Ultimately, no one is entirely sure what causes dissociative seizures, though often trauma in childhood can be a factor. Things like abuse or neglect have apparently shown a correlation, though fortunately neither of these apply to myself. “Trauma” of course covers a wide scope, including the pysical kind such as major accidents, so it’s possible that some sort of trauma, be it psychological or physical, has caused me to have these. Not knowing for certain, I prefer not to jump onto that bandwagon of speculation. I do know that stress tends to bring my seizures on, which is possibly why working full time has become a problem for me. Having two young children doesn’t bring them on as often as you would expect though, so who knows. I’d love to have more EEGs (despite the fact that the electrodes are stuck to your head with a waxy paste which takes ages to wash out of your hair), and try to sort out what’s what, but unfortunately, they’re rather expensive, and who knows how long I’d have to be plumbed in before they had a record of every seizure type I’ve experienced to analyse. It’s just not going to happen, and I’m lucky to have had as good an amount of medical attention as I have.

Since I started having seizures (I’m not entirely sure when that was; in hindsight I may have been ignoring what were actually partial seizures for years), they have generally manifested themselves in one of three ways (as there are over 40 types of epilepsy, that isn’t as large a variety as you might think). First, there are the aforementioned myoclonic jerks, my “twitches”. These are the ones which the EEG picked up associated brain activity for.
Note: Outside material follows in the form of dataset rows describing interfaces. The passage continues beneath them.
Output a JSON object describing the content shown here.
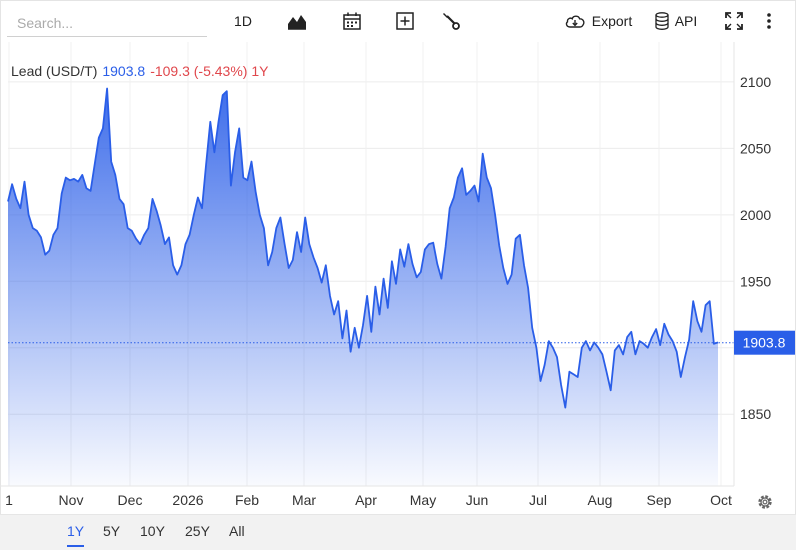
{
  "toolbar": {
    "search_placeholder": "Search...",
    "interval_label": "1D",
    "export_label": "Export",
    "api_label": "API"
  },
  "legend": {
    "symbol": "Lead (USD/T)",
    "last": "1903.8",
    "change": "-109.3 (-5.43%) 1Y"
  },
  "colors": {
    "line": "#2a5ee8",
    "negative": "#e0474c",
    "price_tag_bg": "#2a5ee8"
  },
  "chart_data": {
    "type": "area",
    "title": "Lead (USD/T)",
    "xlabel": "",
    "ylabel": "",
    "x_tick_labels": [
      "1",
      "Nov",
      "Dec",
      "2026",
      "Feb",
      "Mar",
      "Apr",
      "May",
      "Jun",
      "Jul",
      "Aug",
      "Sep",
      "Oct"
    ],
    "y_ticks": [
      1850,
      1900,
      1950,
      2000,
      2050,
      2100
    ],
    "y_tick_labels": [
      "1850",
      "1950",
      "2000",
      "2050",
      "2100"
    ],
    "ylim": [
      1796,
      2130
    ],
    "last_value": 1903.8,
    "last_value_label": "1903.8",
    "grid": true,
    "series": [
      {
        "values": [
          2010,
          2023,
          2012,
          2005,
          2025,
          2000,
          1990,
          1988,
          1983,
          1970,
          1973,
          1985,
          1990,
          2016,
          2028,
          2026,
          2027,
          2025,
          2030,
          2020,
          2018,
          2038,
          2058,
          2065,
          2095,
          2040,
          2030,
          2012,
          2008,
          1990,
          1988,
          1982,
          1978,
          1985,
          1990,
          2012,
          2003,
          1992,
          1978,
          1983,
          1962,
          1955,
          1962,
          1978,
          1985,
          2000,
          2013,
          2005,
          2038,
          2070,
          2047,
          2070,
          2090,
          2093,
          2022,
          2047,
          2065,
          2028,
          2026,
          2040,
          2017,
          2000,
          1990,
          1962,
          1972,
          1990,
          1998,
          1978,
          1960,
          1966,
          1987,
          1972,
          1998,
          1978,
          1968,
          1960,
          1949,
          1962,
          1939,
          1925,
          1935,
          1907,
          1928,
          1897,
          1915,
          1900,
          1917,
          1939,
          1912,
          1946,
          1925,
          1952,
          1930,
          1965,
          1948,
          1974,
          1961,
          1978,
          1963,
          1953,
          1957,
          1974,
          1978,
          1979,
          1963,
          1952,
          1976,
          2005,
          2013,
          2028,
          2035,
          2015,
          2018,
          2022,
          2010,
          2046,
          2028,
          2020,
          2000,
          1977,
          1960,
          1948,
          1955,
          1982,
          1985,
          1962,
          1945,
          1915,
          1900,
          1875,
          1887,
          1905,
          1900,
          1893,
          1872,
          1855,
          1882,
          1880,
          1878,
          1900,
          1905,
          1898,
          1904,
          1900,
          1895,
          1882,
          1868,
          1898,
          1902,
          1895,
          1908,
          1912,
          1895,
          1905,
          1903,
          1900,
          1908,
          1914,
          1902,
          1918,
          1910,
          1905,
          1897,
          1878,
          1893,
          1906,
          1935,
          1920,
          1912,
          1932,
          1935,
          1903,
          1904
        ]
      }
    ]
  },
  "ranges": [
    "1Y",
    "5Y",
    "10Y",
    "25Y",
    "All"
  ],
  "active_range": "1Y"
}
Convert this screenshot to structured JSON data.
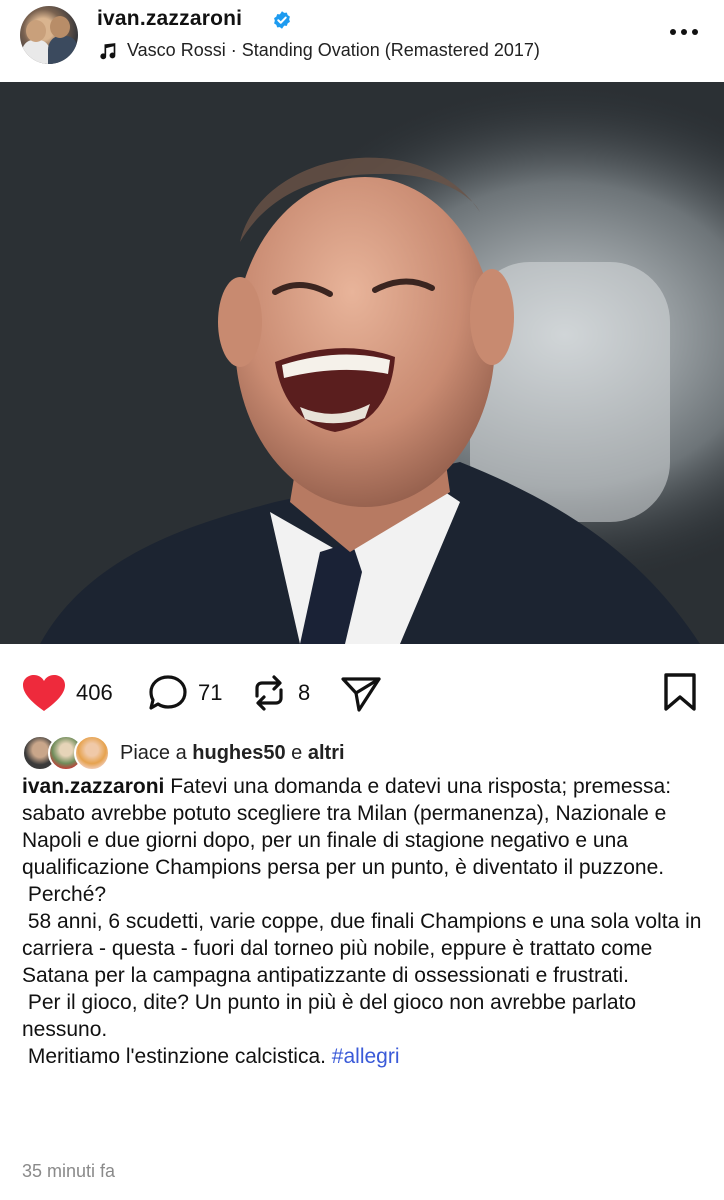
{
  "post": {
    "username": "ivan.zazzaroni",
    "music": "Vasco Rossi · Standing Ovation (Remastered 2017)"
  },
  "actions": {
    "likes": "406",
    "comments": "71",
    "reposts": "8"
  },
  "likes_summary": {
    "prefix": "Piace a ",
    "user": "hughes50",
    "middle": " e ",
    "others": "altri"
  },
  "caption": {
    "username": "ivan.zazzaroni",
    "paragraph1": "Fatevi una domanda e datevi una risposta; premessa: sabato avrebbe potuto scegliere tra Milan (permanenza), Nazionale e Napoli e due giorni dopo, per un finale di stagione negativo e una qualificazione Champions persa per un punto, è diventato il puzzone.",
    "paragraph2": " Perché?",
    "paragraph3": " 58 anni, 6 scudetti, varie coppe, due finali Champions e una sola volta in carriera - questa - fuori dal torneo più nobile, eppure è trattato come Satana per la campagna antipatizzante di ossessionati e frustrati.",
    "paragraph4": " Per il gioco, dite? Un punto in più è del gioco non avrebbe parlato nessuno.",
    "paragraph5": " Meritiamo l'estinzione calcistica. ",
    "hashtag": "#allegri"
  },
  "timestamp": "35 minuti fa",
  "colors": {
    "heart": "#ee2a3c",
    "verified": "#1d9bf0",
    "hashtag": "#3a5ad8"
  }
}
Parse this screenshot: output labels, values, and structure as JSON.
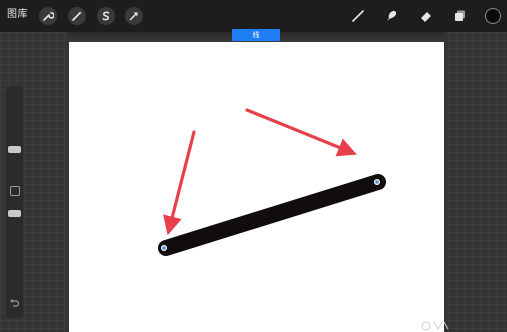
{
  "toolbar": {
    "gallery_label": "图库",
    "left_tools": [
      {
        "icon": "wrench-icon"
      },
      {
        "icon": "magic-wand-icon"
      },
      {
        "icon": "selection-s-icon"
      },
      {
        "icon": "transform-arrow-icon"
      }
    ],
    "right_tools": [
      {
        "icon": "brush-icon"
      },
      {
        "icon": "smudge-icon"
      },
      {
        "icon": "eraser-icon"
      },
      {
        "icon": "layers-icon"
      }
    ],
    "color": "#0e0b0b"
  },
  "quickshape": {
    "label": "线"
  },
  "colors": {
    "accent": "#1f7ef5",
    "stroke": "#120d0d",
    "annotation_arrow": "#e8404a",
    "node": "#4a90e2"
  }
}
Then I have fairly brief (as in, up to a few minutes), convulsive seizures, where movement usually focues in my left hand and/or right leg, and I do occasionally thrash around a bit. These could be either; the rhythmic motions my hand and leg make could well be part of a complex partial seizure (one where only part of the brain is having unusual electrical activity), or they could not. The third type are my longest seizures (and the most likely to be dissociative), which have gone on for up to and over an hour before now. They involve long periods of stillness (where I appear to be asleep) mixed with convulsive bursts. I’ve injured myself a good few times having the latter two of these types, mostly through hitting my head or a limb, but occasionally from scratching my own face. In my seizure today I began fiercely rubbing my eye, enough to make it quite sore.

Only on a very few occasions have I come close to losing consciousness during a seizure (as my awareness is so impaired I can never really tell whether I have or not), which of course makes my seizures harder to explain to those who know only the stereotypes. I have also had to explain to kind but misguided people before now that no, flashing lights/computer games don’t bother me, and it’s actually quite a small proportion of people with epilepsy who are affected in this way. For a relatively common condition, there is a huge lack of awareness out there about just what epilepsy is.